**What is expected:**
Type out all the records once more, exactly.

Stored entries
# # # #

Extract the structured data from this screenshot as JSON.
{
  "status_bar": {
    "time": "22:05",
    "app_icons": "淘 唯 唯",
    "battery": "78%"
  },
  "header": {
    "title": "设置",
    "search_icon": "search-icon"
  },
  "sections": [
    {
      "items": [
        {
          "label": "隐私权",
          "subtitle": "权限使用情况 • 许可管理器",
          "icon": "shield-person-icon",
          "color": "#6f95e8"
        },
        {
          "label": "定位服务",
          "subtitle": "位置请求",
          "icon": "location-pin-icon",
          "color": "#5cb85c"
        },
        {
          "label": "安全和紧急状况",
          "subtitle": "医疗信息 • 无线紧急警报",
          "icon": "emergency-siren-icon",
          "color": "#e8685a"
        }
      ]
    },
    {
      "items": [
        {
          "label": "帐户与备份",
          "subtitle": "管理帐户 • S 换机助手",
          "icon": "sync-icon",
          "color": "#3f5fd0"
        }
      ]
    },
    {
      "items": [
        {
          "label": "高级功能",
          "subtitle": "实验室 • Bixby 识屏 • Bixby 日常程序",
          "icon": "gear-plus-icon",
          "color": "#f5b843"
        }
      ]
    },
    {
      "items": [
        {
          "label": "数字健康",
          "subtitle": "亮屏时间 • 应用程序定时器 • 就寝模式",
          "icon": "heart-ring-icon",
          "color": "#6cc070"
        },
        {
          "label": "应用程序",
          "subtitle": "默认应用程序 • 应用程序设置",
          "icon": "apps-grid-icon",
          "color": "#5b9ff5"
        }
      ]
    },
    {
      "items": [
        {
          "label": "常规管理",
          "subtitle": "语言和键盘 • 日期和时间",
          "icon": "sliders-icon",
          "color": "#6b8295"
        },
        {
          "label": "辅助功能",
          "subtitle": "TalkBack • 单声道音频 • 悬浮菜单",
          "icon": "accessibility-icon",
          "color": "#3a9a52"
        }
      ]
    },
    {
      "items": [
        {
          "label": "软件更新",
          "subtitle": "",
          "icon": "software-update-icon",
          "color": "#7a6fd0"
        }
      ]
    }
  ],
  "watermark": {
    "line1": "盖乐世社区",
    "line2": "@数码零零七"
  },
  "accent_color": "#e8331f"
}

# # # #

**Written solution:**
Extract the structured data from this screenshot as JSON.
{
  "status_bar": {
    "time": "22:05",
    "app_icons": "淘 唯 唯",
    "battery": "78%"
  },
  "header": {
    "title": "设置",
    "search_icon": "search-icon"
  },
  "sections": [
    {
      "items": [
        {
          "label": "隐私权",
          "subtitle": "权限使用情况 • 许可管理器",
          "icon": "shield-person-icon",
          "color": "#6f95e8"
        },
        {
          "label": "定位服务",
          "subtitle": "位置请求",
          "icon": "location-pin-icon",
          "color": "#5cb85c"
        },
        {
          "label": "安全和紧急状况",
          "subtitle": "医疗信息 • 无线紧急警报",
          "icon": "emergency-siren-icon",
          "color": "#e8685a"
        }
      ]
    },
    {
      "items": [
        {
          "label": "帐户与备份",
          "subtitle": "管理帐户 • S 换机助手",
          "icon": "sync-icon",
          "color": "#3f5fd0"
        }
      ]
    },
    {
      "items": [
        {
          "label": "高级功能",
          "subtitle": "实验室 • Bixby 识屏 • Bixby 日常程序",
          "icon": "gear-plus-icon",
          "color": "#f5b843"
        }
      ]
    },
    {
      "items": [
        {
          "label": "数字健康",
          "subtitle": "亮屏时间 • 应用程序定时器 • 就寝模式",
          "icon": "heart-ring-icon",
          "color": "#6cc070"
        },
        {
          "label": "应用程序",
          "subtitle": "默认应用程序 • 应用程序设置",
          "icon": "apps-grid-icon",
          "color": "#5b9ff5"
        }
      ]
    },
    {
      "items": [
        {
          "label": "常规管理",
          "subtitle": "语言和键盘 • 日期和时间",
          "icon": "sliders-icon",
          "color": "#6b8295"
        },
        {
          "label": "辅助功能",
          "subtitle": "TalkBack • 单声道音频 • 悬浮菜单",
          "icon": "accessibility-icon",
          "color": "#3a9a52"
        }
      ]
    },
    {
      "items": [
        {
          "label": "软件更新",
          "subtitle": "",
          "icon": "software-update-icon",
          "color": "#7a6fd0"
        }
      ]
    }
  ],
  "watermark": {
    "line1": "盖乐世社区",
    "line2": "@数码零零七"
  },
  "accent_color": "#e8331f"
}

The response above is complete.